But that didn’t have to be the case. Both parties squandered an opportunity here.
The Democrats should have capitalized better on the unpopularity of a president who thinks restraint is a river in Egypt. Except the word “restraint” isn’t even in their own vocabulary at all. So instead of articulating an alternative governing vision opposite a president with an approval rating below the Mendoza Line and a GOP Congress less popular than toe jam, they paved the road to hell with cruel intentions: calling everyone who dares to disagree a racist, literally Hitler, and only stopping along the way to attempt to destroy the life of a Supreme Court nominee they didn’t like. Labeling Brett Kavanaugh a gang rapist based on flimsier evidence than Rosie O’Donnell’s infamous 9/11 conspiracy theories.

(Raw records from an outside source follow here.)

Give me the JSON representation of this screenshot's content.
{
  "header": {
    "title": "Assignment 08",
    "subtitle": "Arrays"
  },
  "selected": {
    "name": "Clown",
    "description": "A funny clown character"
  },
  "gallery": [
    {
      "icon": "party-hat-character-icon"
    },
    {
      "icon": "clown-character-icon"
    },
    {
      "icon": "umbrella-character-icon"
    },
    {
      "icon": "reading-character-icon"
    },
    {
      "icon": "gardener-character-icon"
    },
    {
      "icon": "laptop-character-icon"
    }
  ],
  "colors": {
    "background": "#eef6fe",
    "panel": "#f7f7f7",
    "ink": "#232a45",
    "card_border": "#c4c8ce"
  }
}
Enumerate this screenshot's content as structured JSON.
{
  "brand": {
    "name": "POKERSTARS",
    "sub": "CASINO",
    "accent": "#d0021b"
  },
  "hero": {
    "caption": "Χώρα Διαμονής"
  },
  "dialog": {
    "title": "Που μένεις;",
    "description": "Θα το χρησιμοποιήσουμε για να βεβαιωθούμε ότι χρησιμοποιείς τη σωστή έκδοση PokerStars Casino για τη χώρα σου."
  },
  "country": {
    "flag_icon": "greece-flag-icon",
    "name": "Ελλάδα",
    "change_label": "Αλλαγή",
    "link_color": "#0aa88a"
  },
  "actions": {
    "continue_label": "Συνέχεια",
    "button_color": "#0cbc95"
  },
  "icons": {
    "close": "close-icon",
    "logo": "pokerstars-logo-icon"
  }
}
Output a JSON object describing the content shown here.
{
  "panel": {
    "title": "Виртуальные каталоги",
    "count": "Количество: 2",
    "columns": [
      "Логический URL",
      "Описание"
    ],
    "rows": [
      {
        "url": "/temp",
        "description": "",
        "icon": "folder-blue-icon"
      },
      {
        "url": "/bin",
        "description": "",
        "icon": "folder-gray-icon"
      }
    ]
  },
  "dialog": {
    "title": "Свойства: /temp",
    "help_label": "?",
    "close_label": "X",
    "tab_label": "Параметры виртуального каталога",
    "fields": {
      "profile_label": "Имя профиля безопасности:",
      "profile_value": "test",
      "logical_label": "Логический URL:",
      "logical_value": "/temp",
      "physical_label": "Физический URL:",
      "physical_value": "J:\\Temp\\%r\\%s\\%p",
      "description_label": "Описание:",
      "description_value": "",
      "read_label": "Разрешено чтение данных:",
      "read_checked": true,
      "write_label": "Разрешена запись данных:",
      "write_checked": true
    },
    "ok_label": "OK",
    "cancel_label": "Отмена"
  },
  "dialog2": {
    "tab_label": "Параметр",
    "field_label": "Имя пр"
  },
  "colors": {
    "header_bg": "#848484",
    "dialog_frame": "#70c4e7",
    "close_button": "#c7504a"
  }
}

Or flimsier than Michael Avenatti’s credibility. Or flimsier than Stormy Daniels’ evening wear. Each of whom were also the face of the Democratic Party during portions of this election cycle. Don’t look now, but every Democrat senator who voted to character-assassinate Kavanaugh lost, and the only one who didn’t (Joe Manchin) won. That’s not a coincidence.
Meanwhile, Republicans should have coasted on the strongest economy since the dot-com boom 20 years ago. Except they committed the worst act of political betrayal since “read my lips” when they broke a seven-year promise to repeal Obamacare. Not to mention their open-borders leadership’s disdain for President Trump’s popular immigration enforcement policies. Then there’s the president’s Twitter feed, whose purpose most days seems to be an intentional exercise in alienating as many suburban women voters as possible — when the president’s not using it to grind his personal political axes rather than promoting his positive economic message, that is.
This is why we didn’t get a wave. We got a stalemate, an election that is almost a replica of the one we just had in 2016. And one we’re likely to see again in 2020 unless one of these parties can answer these questions:
1) Can Democrats, the party that claims it’s for diversity, show that it’s truly willing to accommodate dissent? Or will “you will be made to care” become “you better believe you will %4@#! be made to care when we’re in power since you’re literally Hitler?” For if so, the president will continue to exploit the justifiable fears of voters who might be friendlier to Democrats’ economic message if it didn’t come with the hefty price tag of cultural Marxism.
2) Can the president practice a modicum of adulting, which might give those suburban voters he’s alienating permission to praise him for the policy decisions he’s making that are making their lives better? Or will his random ego-in-motion act continue to show its backside on social media daily?